Landscapes and Livestock
During the last few weeks, our friend Jonathan Rutter stopped by (twice, actually) to say hello and share some of the insights gained from his recent MFA program at the Pennsylvania Academy of Fine Art. Jonathan was in town for the installation of James O’Rourke’s memorial in the Prairie Home Cemetery in Moorhead. If you should find yourself driving on South Eighth Street, please detour through the gate and visit the site—toward the east or back edge of the cemetery and about in the middle latitude. You can’t, as they say, miss it.

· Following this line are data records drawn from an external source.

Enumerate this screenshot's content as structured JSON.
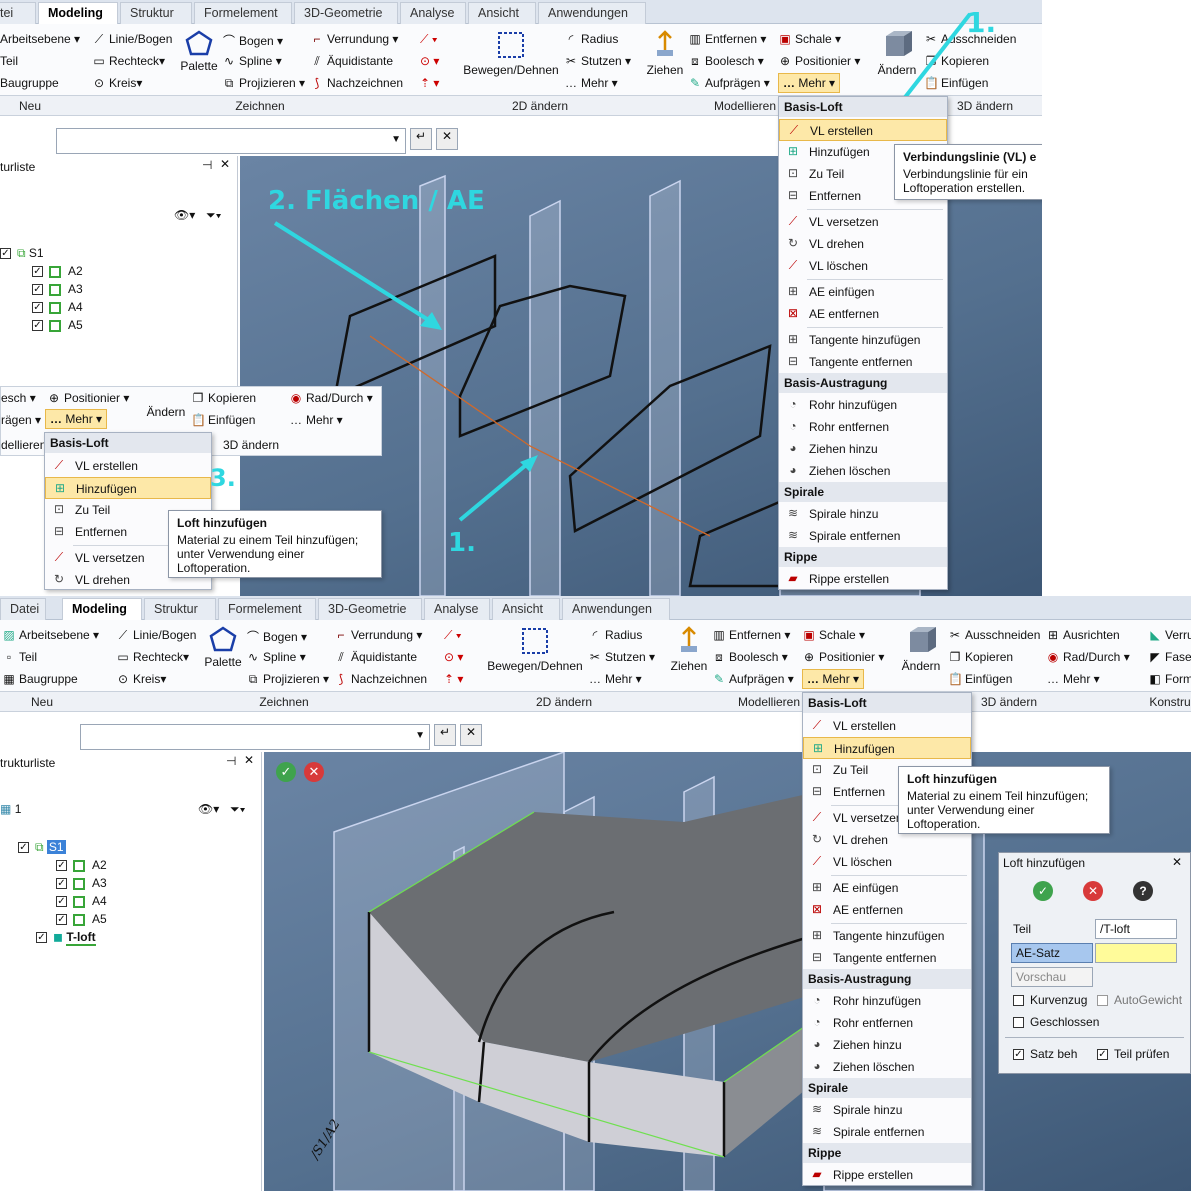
{
  "top": {
    "tabs": [
      "tei",
      "Modeling",
      "Struktur",
      "Formelement",
      "3D-Geometrie",
      "Analyse",
      "Ansicht",
      "Anwendungen"
    ],
    "ribbon": {
      "col1": [
        "Arbeitsebene",
        "Teil",
        "Baugruppe"
      ],
      "col2": [
        "Linie/Bogen",
        "Rechteck",
        "Kreis"
      ],
      "palette": "Palette",
      "col3": [
        "Bogen",
        "Spline",
        "Projizieren"
      ],
      "col4": [
        "Verrundung",
        "Äquidistante",
        "Nachzeichnen"
      ],
      "move": "Bewegen/Dehnen",
      "col5": [
        "Radius",
        "Stutzen",
        "Mehr"
      ],
      "ziehen": "Ziehen",
      "col6": [
        "Entfernen",
        "Boolesch",
        "Aufprägen"
      ],
      "col7": [
        "Schale",
        "Positionier",
        "Mehr"
      ],
      "aendern": "Ändern",
      "col8": [
        "Ausschneiden",
        "Kopieren",
        "Einfügen"
      ]
    },
    "groups": [
      "Neu",
      "Zeichnen",
      "2D ändern",
      "Modellieren",
      "3D ändern"
    ],
    "menu_header": "Basis-Loft",
    "menu_items": [
      "VL erstellen",
      "Hinzufügen",
      "Zu Teil",
      "Entfernen",
      "VL versetzen",
      "VL drehen",
      "VL löschen",
      "AE einfügen",
      "AE entfernen",
      "Tangente hinzufügen",
      "Tangente entfernen"
    ],
    "menu_header2": "Basis-Austragung",
    "menu_items2": [
      "Rohr hinzufügen",
      "Rohr entfernen",
      "Ziehen hinzu",
      "Ziehen löschen"
    ],
    "menu_header3": "Spirale",
    "menu_items3": [
      "Spirale hinzu",
      "Spirale entfernen"
    ],
    "menu_header4": "Rippe",
    "menu_items4": [
      "Rippe erstellen"
    ],
    "tip_title": "Verbindungslinie (VL) e",
    "tip_text1": "Verbindungslinie für ein",
    "tip_text2": "Loftoperation erstellen.",
    "tree_title": "turliste",
    "tree": [
      "S1",
      "A2",
      "A3",
      "A4",
      "A5"
    ],
    "anno1": "1.",
    "anno2": "2. Flächen / AE",
    "anno3": "3.",
    "anno1b": "1.",
    "mini": {
      "r1": [
        "esch",
        "Positionier",
        "Kopieren",
        "Rad/Durch"
      ],
      "r2": [
        "rägen",
        "Mehr",
        "Einfügen",
        "Mehr"
      ],
      "aendern": "Ändern",
      "groups": [
        "dellieren",
        "3D ändern"
      ],
      "header": "Basis-Loft",
      "items": [
        "VL erstellen",
        "Hinzufügen",
        "Zu Teil",
        "Entfernen",
        "VL versetzen",
        "VL drehen"
      ],
      "tip_title": "Loft hinzufügen",
      "tip_text": [
        "Material zu einem Teil hinzufügen;",
        "unter Verwendung einer",
        "Loftoperation."
      ]
    }
  },
  "bottom": {
    "tabs": [
      "Datei",
      "Modeling",
      "Struktur",
      "Formelement",
      "3D-Geometrie",
      "Analyse",
      "Ansicht",
      "Anwendungen"
    ],
    "ribbon": {
      "col1": [
        "Arbeitsebene",
        "Teil",
        "Baugruppe"
      ],
      "col2": [
        "Linie/Bogen",
        "Rechteck",
        "Kreis"
      ],
      "palette": "Palette",
      "col3": [
        "Bogen",
        "Spline",
        "Projizieren"
      ],
      "col4": [
        "Verrundung",
        "Äquidistante",
        "Nachzeichnen"
      ],
      "move": "Bewegen/Dehnen",
      "col5": [
        "Radius",
        "Stutzen",
        "Mehr"
      ],
      "ziehen": "Ziehen",
      "col6": [
        "Entfernen",
        "Boolesch",
        "Aufprägen"
      ],
      "col7": [
        "Schale",
        "Positionier",
        "Mehr"
      ],
      "aendern": "Ändern",
      "col8": [
        "Ausschneiden",
        "Kopieren",
        "Einfügen"
      ],
      "col9": [
        "Ausrichten",
        "Rad/Durch",
        "Mehr"
      ],
      "col10": [
        "Verru",
        "Fase",
        "Form"
      ]
    },
    "groups": [
      "Neu",
      "Zeichnen",
      "2D ändern",
      "Modellieren",
      "3D ändern",
      "Konstru"
    ],
    "menu_header": "Basis-Loft",
    "menu_items": [
      "VL erstellen",
      "Hinzufügen",
      "Zu Teil",
      "Entfernen",
      "VL versetzen",
      "VL drehen",
      "VL löschen",
      "AE einfügen",
      "AE entfernen",
      "Tangente hinzufügen",
      "Tangente entfernen"
    ],
    "menu_header2": "Basis-Austragung",
    "menu_items2": [
      "Rohr hinzufügen",
      "Rohr entfernen",
      "Ziehen hinzu",
      "Ziehen löschen"
    ],
    "menu_header3": "Spirale",
    "menu_items3": [
      "Spirale hinzu",
      "Spirale entfernen"
    ],
    "menu_header4": "Rippe",
    "menu_items4": [
      "Rippe erstellen"
    ],
    "tip_title": "Loft hinzufügen",
    "tip_text": [
      "Material zu einem Teil hinzufügen;",
      "unter Verwendung einer",
      "Loftoperation."
    ],
    "tree_title": "trukturliste",
    "tree_root": "1",
    "tree": [
      "S1",
      "A2",
      "A3",
      "A4",
      "A5",
      "T-loft"
    ],
    "viewport_label": "/S1/A2",
    "dialog": {
      "title": "Loft hinzufügen",
      "teil_label": "Teil",
      "teil_value": "/T-loft",
      "ae_label": "AE-Satz",
      "vorschau": "Vorschau",
      "kurvenzug": "Kurvenzug",
      "autogewicht": "AutoGewicht",
      "geschlossen": "Geschlossen",
      "satz_beh": "Satz beh",
      "teil_pruefen": "Teil prüfen"
    }
  },
  "colors": {
    "accent": "#2fd7e0",
    "highlight": "#fde8a8",
    "viewport": "#5b7899",
    "green": "#38a538"
  }
}
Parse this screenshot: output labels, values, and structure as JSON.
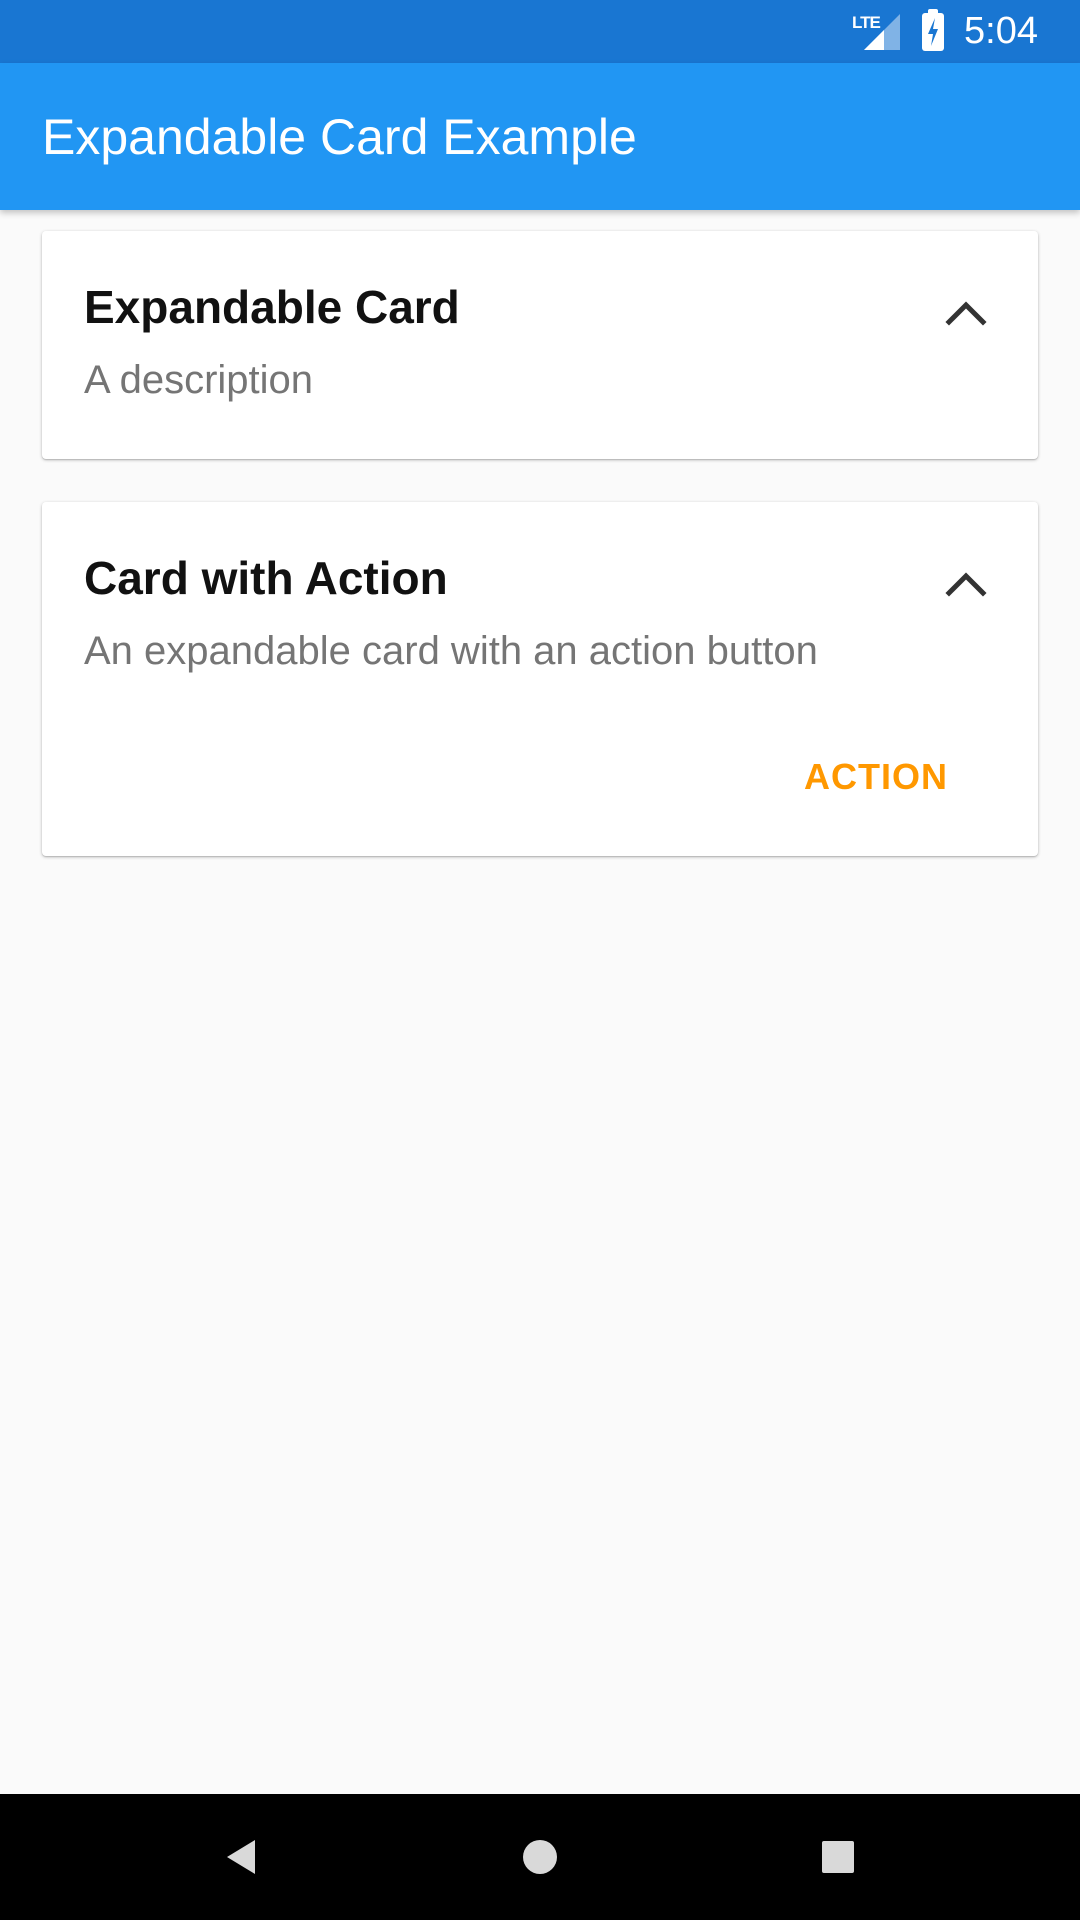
{
  "status_bar": {
    "network": "LTE",
    "time": "5:04",
    "background_color": "#1976d2"
  },
  "app_bar": {
    "title": "Expandable Card Example",
    "background_color": "#2196f3"
  },
  "cards": [
    {
      "title": "Expandable Card",
      "description": "A description",
      "toggle_icon": "chevron-up-icon",
      "expanded": true
    },
    {
      "title": "Card with Action",
      "description": "An expandable card with an action button",
      "toggle_icon": "chevron-up-icon",
      "expanded": true,
      "action_label": "ACTION",
      "action_color": "#ff9800"
    }
  ],
  "nav_bar": {
    "buttons": [
      "back-icon",
      "home-icon",
      "recents-icon"
    ]
  }
}
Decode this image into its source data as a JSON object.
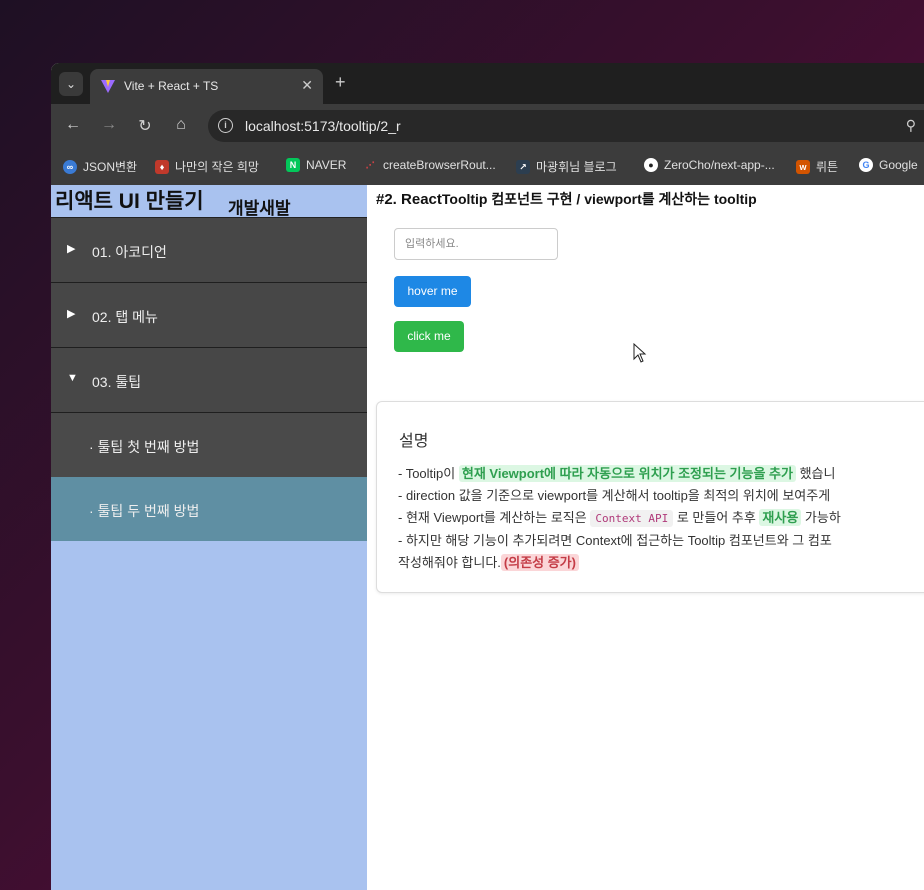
{
  "browser": {
    "tab_title": "Vite + React + TS",
    "url": "localhost:5173/tooltip/2_r",
    "bookmarks": [
      {
        "label": "JSON변환",
        "color": "#3a7bd5"
      },
      {
        "label": "나만의 작은 희망",
        "color": "#c0392b"
      },
      {
        "label": "NAVER",
        "color": "#03c75a"
      },
      {
        "label": "createBrowserRout...",
        "color": "#ca4245"
      },
      {
        "label": "마광휘님 블로그",
        "color": "#2c3e50"
      },
      {
        "label": "ZeroCho/next-app-...",
        "color": "#444444"
      },
      {
        "label": "뤼튼",
        "color": "#d35400"
      },
      {
        "label": "Google",
        "color": "#4285f4"
      }
    ]
  },
  "sidebar": {
    "title": "리액트 UI 만들기",
    "subtitle": "개발새발",
    "items": [
      {
        "label": "01. 아코디언"
      },
      {
        "label": "02. 탭 메뉴"
      },
      {
        "label": "03. 툴팁"
      }
    ],
    "subitems": [
      {
        "label": "· 툴팁 첫 번째 방법"
      },
      {
        "label": "· 툴팁 두 번째 방법"
      }
    ]
  },
  "content": {
    "heading_main": "#2. React",
    "heading_sub": "Tooltip 컴포넌트 구현 / viewport를 계산하는 tooltip",
    "input_placeholder": "입력하세요.",
    "hover_button": "hover me",
    "click_button": "click me",
    "card": {
      "title": "설명",
      "line1_pre": "- Tooltip이 ",
      "line1_hl": "현재 Viewport에 따라 자동으로 위치가 조정되는 기능을 추가",
      "line1_post": " 했습니",
      "line2": "- direction 값을 기준으로 viewport를 계산해서 tooltip을 최적의 위치에 보여주게",
      "line3_pre": "- 현재 Viewport를 계산하는 로직은 ",
      "line3_code": "Context API",
      "line3_mid": " 로 만들어 추후 ",
      "line3_hl": "재사용",
      "line3_post": " 가능하",
      "line4": "- 하지만 해당 기능이 추가되려면 Context에 접근하는 Tooltip 컴포넌트와 그 컴포",
      "line5_pre": "작성해줘야 합니다.",
      "line5_hl": "(의존성 증가)"
    }
  }
}
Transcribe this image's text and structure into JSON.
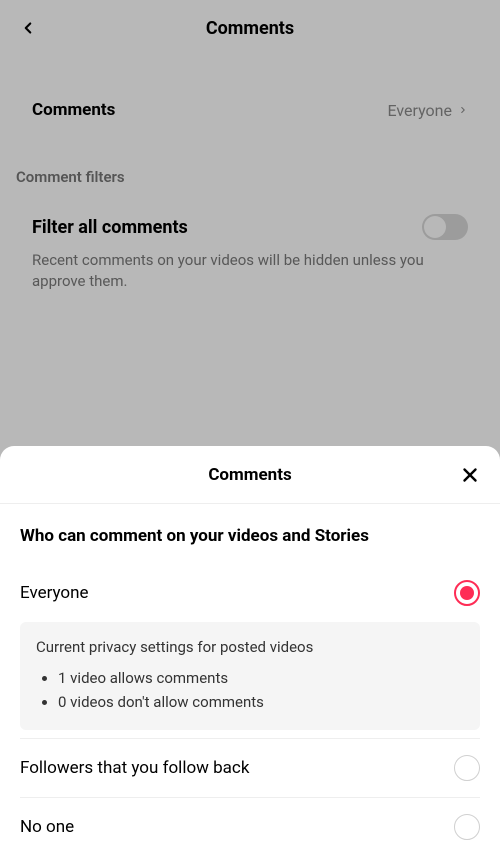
{
  "header": {
    "title": "Comments"
  },
  "setting": {
    "label": "Comments",
    "value": "Everyone"
  },
  "section_label": "Comment filters",
  "filter": {
    "title": "Filter all comments",
    "desc": "Recent comments on your videos will be hidden unless you approve them.",
    "toggle_on": false
  },
  "sheet": {
    "title": "Comments",
    "subhead": "Who can comment on your videos and Stories",
    "options": [
      {
        "label": "Everyone",
        "selected": true
      },
      {
        "label": "Followers that you follow back",
        "selected": false
      },
      {
        "label": "No one",
        "selected": false
      }
    ],
    "info": {
      "title": "Current privacy settings for posted videos",
      "items": [
        "1 video allows comments",
        "0 videos don't allow comments"
      ]
    }
  },
  "colors": {
    "accent": "#fe2c55"
  }
}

While Jonathan was hereabouts we talked at some length about another, second Agincourt exhibit and especially about the show-within-the-show “Landscapes & Livestock” that will be a loan exhibit from the Tennant Memorial Gallery in Agincourt. What I had hoped might be 25-30 works, ostensibly representing a community-generated collection—the sort of grass roots point of view that resonates with a child of the 60s like me—has grown in the last few years and now amounts to more than fifty pieces, each of which will add to the story of the fictional place that is Agincourt. Today, to break my long silence and test the waters of my old self for reasons that many of your will know, I want to share the latest addition to the “Landscapes & Livestock” roster: an urban rather than a rural landscape by New York artist Edmund E. Niemann [1909-2005], a work of 1956 titled “Stop on Red” and untypical of the collection as a whole. It will be a challenge to weave it in to the story.
Wish me luck.